**Exercise prompt**
Output the full listing exactly as written, with no pictures in it.

**Data for review**
--
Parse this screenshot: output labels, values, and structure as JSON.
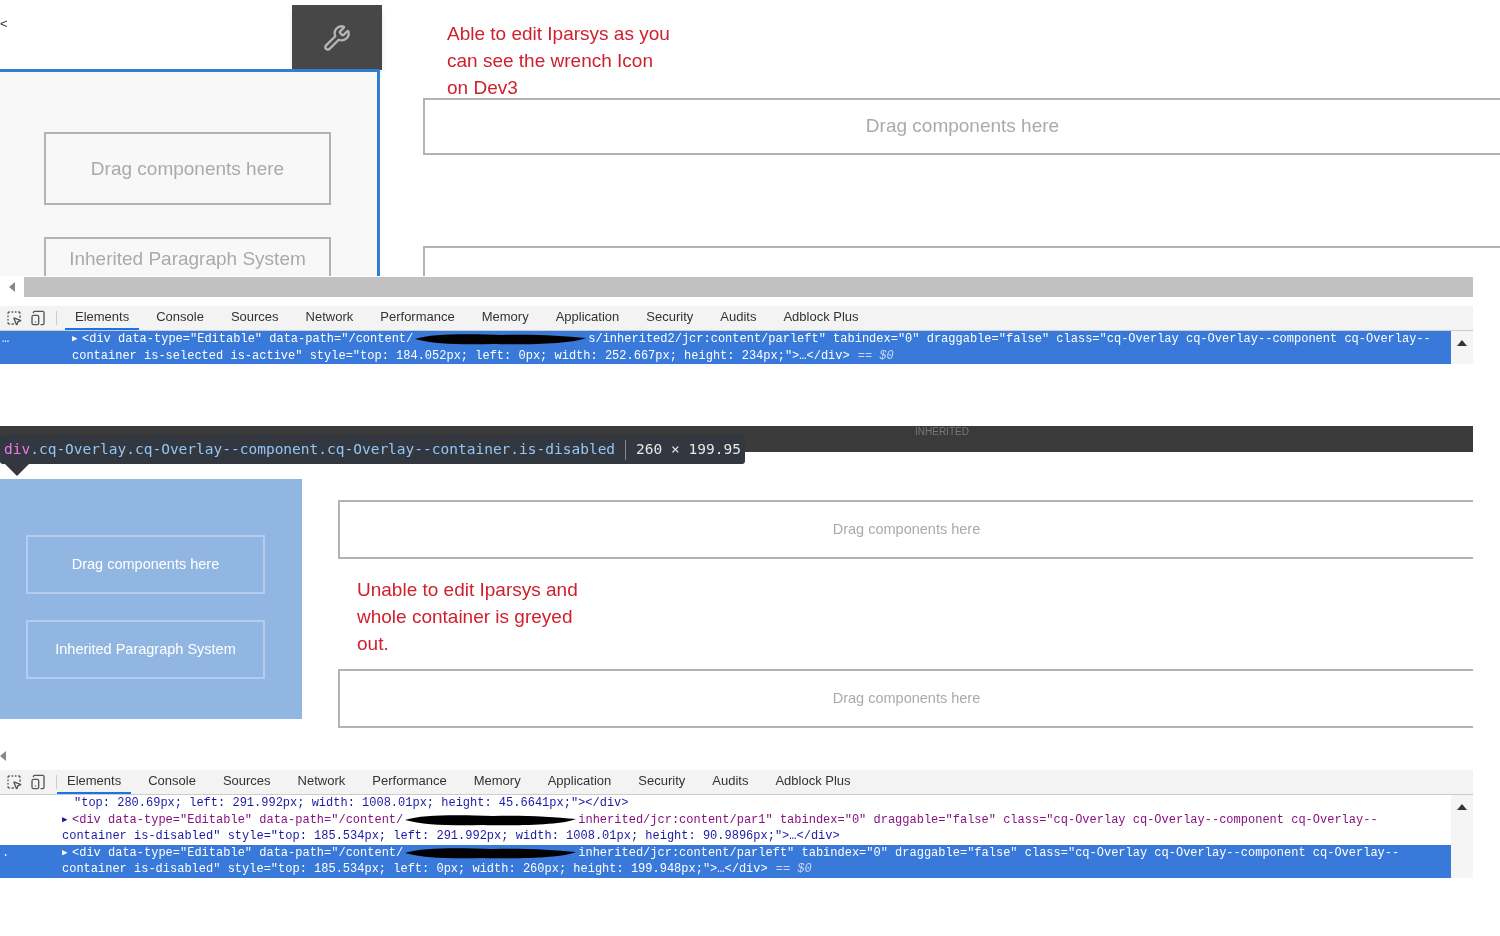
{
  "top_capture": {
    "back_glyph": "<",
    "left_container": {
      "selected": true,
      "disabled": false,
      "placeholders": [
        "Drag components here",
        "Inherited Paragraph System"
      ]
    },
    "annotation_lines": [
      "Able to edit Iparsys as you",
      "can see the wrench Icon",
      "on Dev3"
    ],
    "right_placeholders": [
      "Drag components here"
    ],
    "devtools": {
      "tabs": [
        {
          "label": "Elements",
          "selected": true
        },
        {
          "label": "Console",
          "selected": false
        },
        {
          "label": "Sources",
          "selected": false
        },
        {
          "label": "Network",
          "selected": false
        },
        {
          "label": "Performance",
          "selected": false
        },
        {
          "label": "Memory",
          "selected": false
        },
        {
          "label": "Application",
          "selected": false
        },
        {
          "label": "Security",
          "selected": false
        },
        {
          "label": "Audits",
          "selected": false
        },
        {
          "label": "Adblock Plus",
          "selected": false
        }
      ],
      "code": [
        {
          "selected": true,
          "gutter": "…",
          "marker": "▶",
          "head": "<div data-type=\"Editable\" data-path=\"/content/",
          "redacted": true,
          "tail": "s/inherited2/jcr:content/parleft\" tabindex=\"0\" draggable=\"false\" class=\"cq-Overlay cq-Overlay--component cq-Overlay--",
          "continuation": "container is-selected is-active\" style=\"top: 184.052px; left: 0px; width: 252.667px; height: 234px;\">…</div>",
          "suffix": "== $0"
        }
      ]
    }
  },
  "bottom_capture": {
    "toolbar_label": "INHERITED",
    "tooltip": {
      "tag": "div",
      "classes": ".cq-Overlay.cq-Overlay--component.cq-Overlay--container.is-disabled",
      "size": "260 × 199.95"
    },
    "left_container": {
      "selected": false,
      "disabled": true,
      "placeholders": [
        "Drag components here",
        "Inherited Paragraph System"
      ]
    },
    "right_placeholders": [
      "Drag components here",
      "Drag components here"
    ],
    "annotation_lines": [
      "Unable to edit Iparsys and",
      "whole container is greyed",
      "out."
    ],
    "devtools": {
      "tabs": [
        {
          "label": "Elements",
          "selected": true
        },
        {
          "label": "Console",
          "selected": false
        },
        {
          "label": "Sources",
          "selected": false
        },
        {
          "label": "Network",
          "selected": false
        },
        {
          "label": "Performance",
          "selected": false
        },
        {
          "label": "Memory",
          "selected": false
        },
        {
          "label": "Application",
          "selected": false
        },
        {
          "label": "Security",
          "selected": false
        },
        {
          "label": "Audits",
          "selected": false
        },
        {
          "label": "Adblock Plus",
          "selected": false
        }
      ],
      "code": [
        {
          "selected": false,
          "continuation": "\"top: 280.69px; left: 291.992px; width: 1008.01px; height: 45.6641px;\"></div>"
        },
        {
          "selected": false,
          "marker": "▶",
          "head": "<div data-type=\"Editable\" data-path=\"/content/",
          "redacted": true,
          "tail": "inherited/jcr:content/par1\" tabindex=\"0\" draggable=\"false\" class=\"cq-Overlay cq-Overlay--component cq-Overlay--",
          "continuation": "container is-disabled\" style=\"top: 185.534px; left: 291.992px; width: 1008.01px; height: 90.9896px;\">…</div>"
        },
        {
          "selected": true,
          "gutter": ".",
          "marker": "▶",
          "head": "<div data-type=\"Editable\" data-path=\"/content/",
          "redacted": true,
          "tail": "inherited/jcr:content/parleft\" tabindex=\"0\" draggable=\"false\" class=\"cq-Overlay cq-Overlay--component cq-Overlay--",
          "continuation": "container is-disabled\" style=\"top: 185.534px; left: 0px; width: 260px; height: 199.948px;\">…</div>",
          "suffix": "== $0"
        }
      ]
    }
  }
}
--
**Response below**
Parse this screenshot: output labels, values, and structure as JSON.
{
  "top_capture": {
    "back_glyph": "<",
    "left_container": {
      "selected": true,
      "disabled": false,
      "placeholders": [
        "Drag components here",
        "Inherited Paragraph System"
      ]
    },
    "annotation_lines": [
      "Able to edit Iparsys as you",
      "can see the wrench Icon",
      "on Dev3"
    ],
    "right_placeholders": [
      "Drag components here"
    ],
    "devtools": {
      "tabs": [
        {
          "label": "Elements",
          "selected": true
        },
        {
          "label": "Console",
          "selected": false
        },
        {
          "label": "Sources",
          "selected": false
        },
        {
          "label": "Network",
          "selected": false
        },
        {
          "label": "Performance",
          "selected": false
        },
        {
          "label": "Memory",
          "selected": false
        },
        {
          "label": "Application",
          "selected": false
        },
        {
          "label": "Security",
          "selected": false
        },
        {
          "label": "Audits",
          "selected": false
        },
        {
          "label": "Adblock Plus",
          "selected": false
        }
      ],
      "code": [
        {
          "selected": true,
          "gutter": "…",
          "marker": "▶",
          "head": "<div data-type=\"Editable\" data-path=\"/content/",
          "redacted": true,
          "tail": "s/inherited2/jcr:content/parleft\" tabindex=\"0\" draggable=\"false\" class=\"cq-Overlay cq-Overlay--component cq-Overlay--",
          "continuation": "container is-selected is-active\" style=\"top: 184.052px; left: 0px; width: 252.667px; height: 234px;\">…</div>",
          "suffix": "== $0"
        }
      ]
    }
  },
  "bottom_capture": {
    "toolbar_label": "INHERITED",
    "tooltip": {
      "tag": "div",
      "classes": ".cq-Overlay.cq-Overlay--component.cq-Overlay--container.is-disabled",
      "size": "260 × 199.95"
    },
    "left_container": {
      "selected": false,
      "disabled": true,
      "placeholders": [
        "Drag components here",
        "Inherited Paragraph System"
      ]
    },
    "right_placeholders": [
      "Drag components here",
      "Drag components here"
    ],
    "annotation_lines": [
      "Unable to edit Iparsys and",
      "whole container is greyed",
      "out."
    ],
    "devtools": {
      "tabs": [
        {
          "label": "Elements",
          "selected": true
        },
        {
          "label": "Console",
          "selected": false
        },
        {
          "label": "Sources",
          "selected": false
        },
        {
          "label": "Network",
          "selected": false
        },
        {
          "label": "Performance",
          "selected": false
        },
        {
          "label": "Memory",
          "selected": false
        },
        {
          "label": "Application",
          "selected": false
        },
        {
          "label": "Security",
          "selected": false
        },
        {
          "label": "Audits",
          "selected": false
        },
        {
          "label": "Adblock Plus",
          "selected": false
        }
      ],
      "code": [
        {
          "selected": false,
          "continuation": "\"top: 280.69px; left: 291.992px; width: 1008.01px; height: 45.6641px;\"></div>"
        },
        {
          "selected": false,
          "marker": "▶",
          "head": "<div data-type=\"Editable\" data-path=\"/content/",
          "redacted": true,
          "tail": "inherited/jcr:content/par1\" tabindex=\"0\" draggable=\"false\" class=\"cq-Overlay cq-Overlay--component cq-Overlay--",
          "continuation": "container is-disabled\" style=\"top: 185.534px; left: 291.992px; width: 1008.01px; height: 90.9896px;\">…</div>"
        },
        {
          "selected": true,
          "gutter": ".",
          "marker": "▶",
          "head": "<div data-type=\"Editable\" data-path=\"/content/",
          "redacted": true,
          "tail": "inherited/jcr:content/parleft\" tabindex=\"0\" draggable=\"false\" class=\"cq-Overlay cq-Overlay--component cq-Overlay--",
          "continuation": "container is-disabled\" style=\"top: 185.534px; left: 0px; width: 260px; height: 199.948px;\">…</div>",
          "suffix": "== $0"
        }
      ]
    }
  }
}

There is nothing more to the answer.